Proposed Heysham waste powered energy facility would run 60,000 homes

Plans to develop an energy recovery facility in Heysham have been submitted to Lancaster City Council.

Tuesday, 14th May 2019, 4:05 pm
An artist's impression of the proposed energy recovery facility in Heysham

The Heysham Gateway Energy Recovery Facility would be based in Imperial Road near Heysham Golf Club and would burn waste from across Lancashire to power a steam-driven turbine, and produce electricity.

Applicants Veolia ES (UK) Ltd says the development will help meet the residual waste management needs of Lancashire through the development of a purpose built facility with a planned opening date for the facility is early 2023.

The facility would have an electricity generating capacity of around 34 Megawatts (MW), with 30 MW of electricity exported to the local electricity grid and the remainder being used in the operation of the facility.

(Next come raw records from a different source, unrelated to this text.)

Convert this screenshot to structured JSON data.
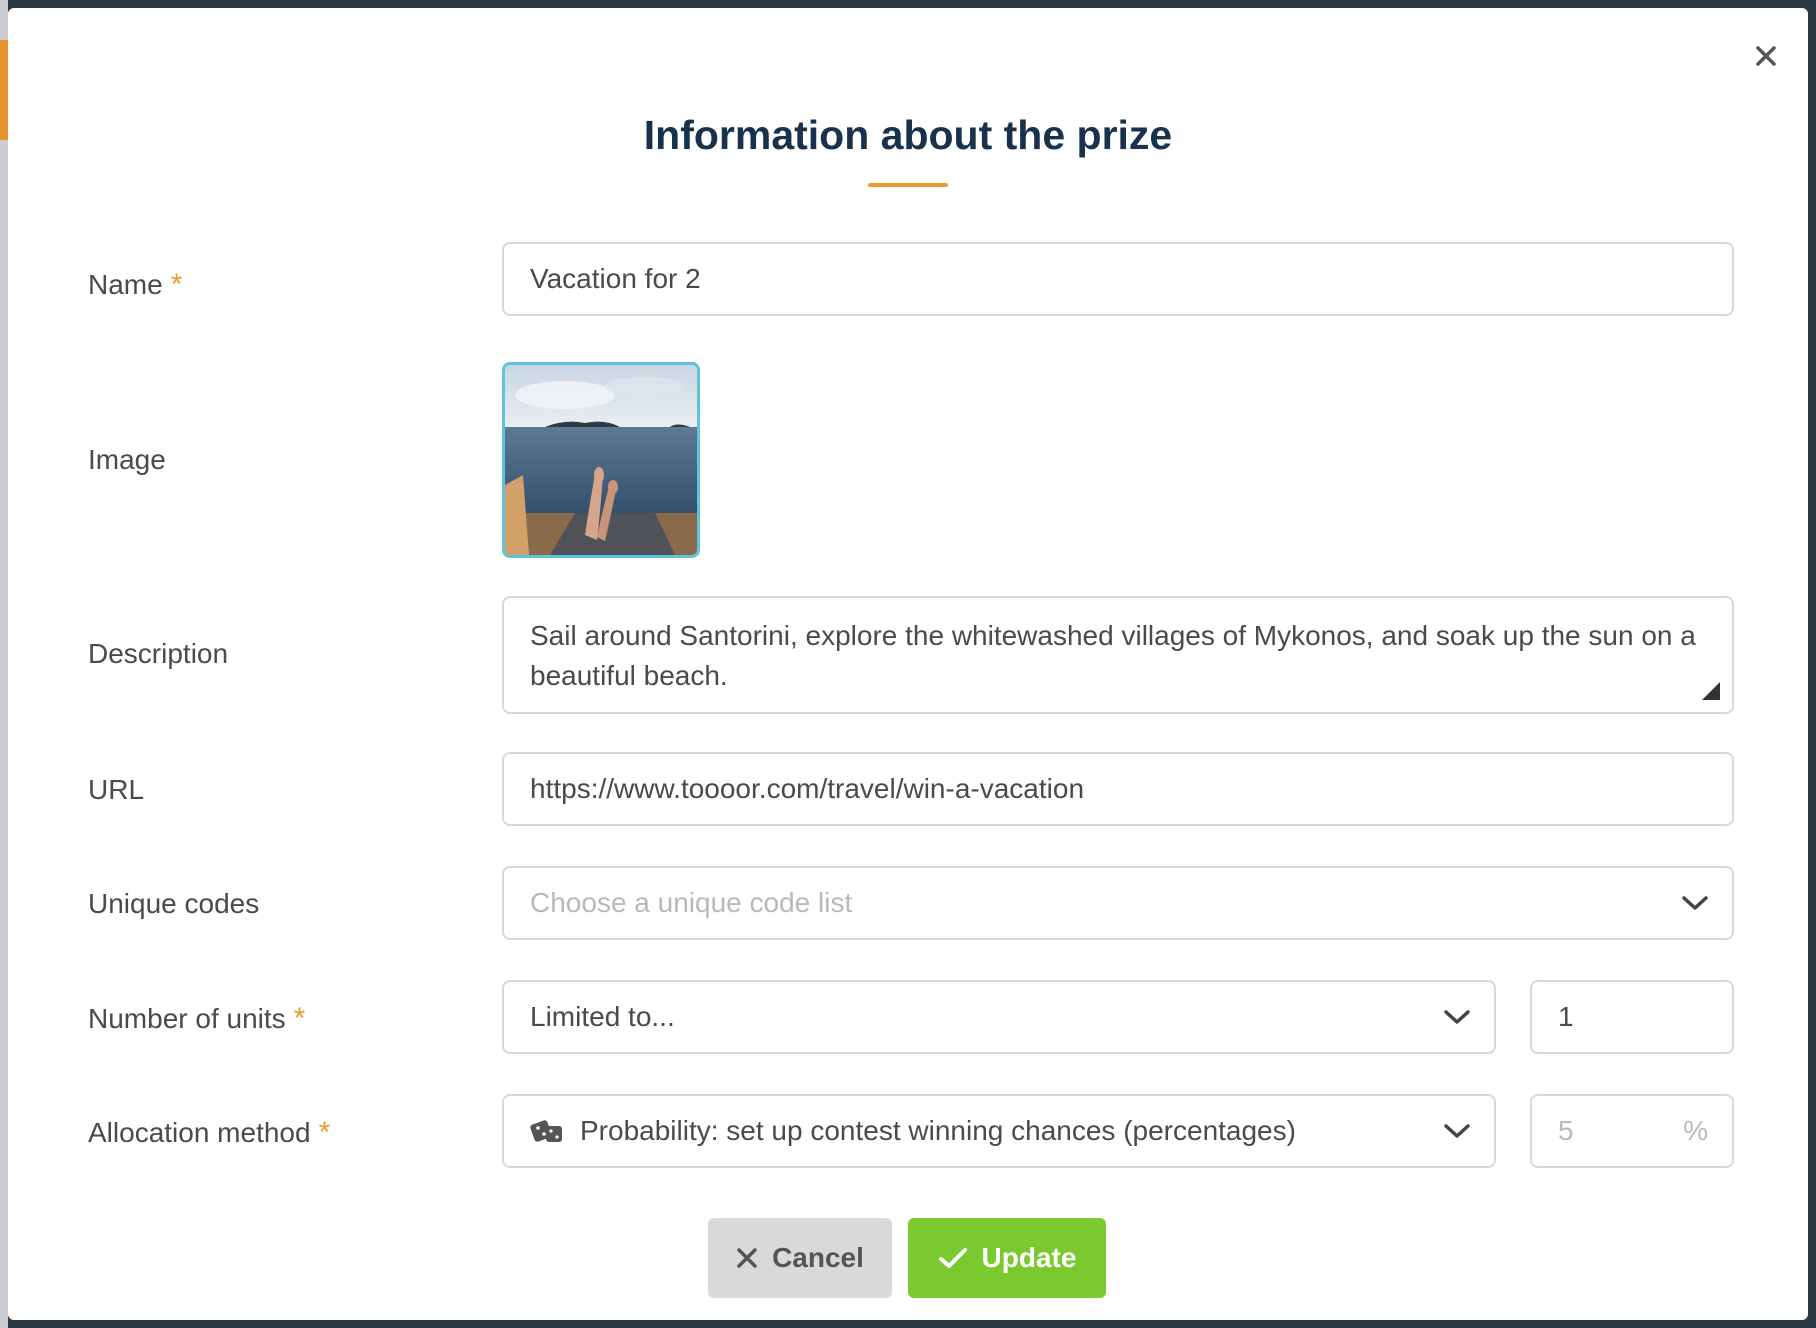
{
  "dialog": {
    "title": "Information about the prize",
    "close_label": "×"
  },
  "fields": {
    "name": {
      "label": "Name",
      "required": "*",
      "value": "Vacation for 2"
    },
    "image": {
      "label": "Image"
    },
    "description": {
      "label": "Description",
      "value": "Sail around Santorini, explore the whitewashed villages of Mykonos, and soak up the sun on a beautiful beach."
    },
    "url": {
      "label": "URL",
      "value": "https://www.toooor.com/travel/win-a-vacation"
    },
    "unique_codes": {
      "label": "Unique codes",
      "placeholder": "Choose a unique code list"
    },
    "units": {
      "label": "Number of units",
      "required": "*",
      "selected": "Limited to...",
      "value": "1"
    },
    "allocation": {
      "label": "Allocation method",
      "required": "*",
      "selected": "Probability: set up contest winning chances (percentages)",
      "percent_placeholder": "5",
      "percent_sign": "%"
    }
  },
  "buttons": {
    "cancel": "Cancel",
    "update": "Update"
  },
  "icons": {
    "close": "close-icon",
    "chevron": "chevron-down-icon",
    "dice": "dice-icon",
    "cancel": "x-icon",
    "update": "check-icon"
  },
  "colors": {
    "title": "#17324a",
    "accent": "#ef9a2c",
    "update": "#7ac92e",
    "cancel": "#d9d9d9",
    "image_border": "#5ec4dc"
  }
}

This would be sufficient to meet the equivalent electricity needs of more than 60,000 homes.

The development would include offices, a workshop and visitor and education facilities, air cooled condensers, internal access roads, car, cycle and coach parking, electricity sub-stations, weighbridges, water and diesel tanks, landscaping and other infrastructure.

The planning application states that it would also be capable of providing heat to nearby heat users, with its location within the Heysham Gateway regeneration area “providing a superb opportunity to deliver sustainable heat and power to new and existing businesses in the area.”

The facility would generate electricity by way of a steam turbine which would be driven through the combustion of up to 330,000 tonnes per year of

non-hazardous residual waste, which is not otherwise sent for reuse, recycling or composting.

WHO IS Veolia ES (UK) Ltd?

Veolia is the leading UK waste, water and energy management organisation with pro-forma revenues above £1.8bn in 2017.

The company employs over 14,000 people across a spectrum of services in waste, water and energy.

Its core business in the UK is in the provision of integrated waste management and environmental services to local communities and industry, designed to increase recycling, composting and recovery rates and to significantly reduce reliance on landfill.

It provides a range of services including refuse collection, recycling, composting, waste treatment and street cleansing to over 8 million customers on behalf of 90 local authorities in the UK, and operates a network of recycling, composting, transfer and other treatment and disposal facilities to support the services it provides to both its public and private sector clients.

This includes ten operational Energy Recovery Facilities (ERFs) which recover energy from residual waste streams.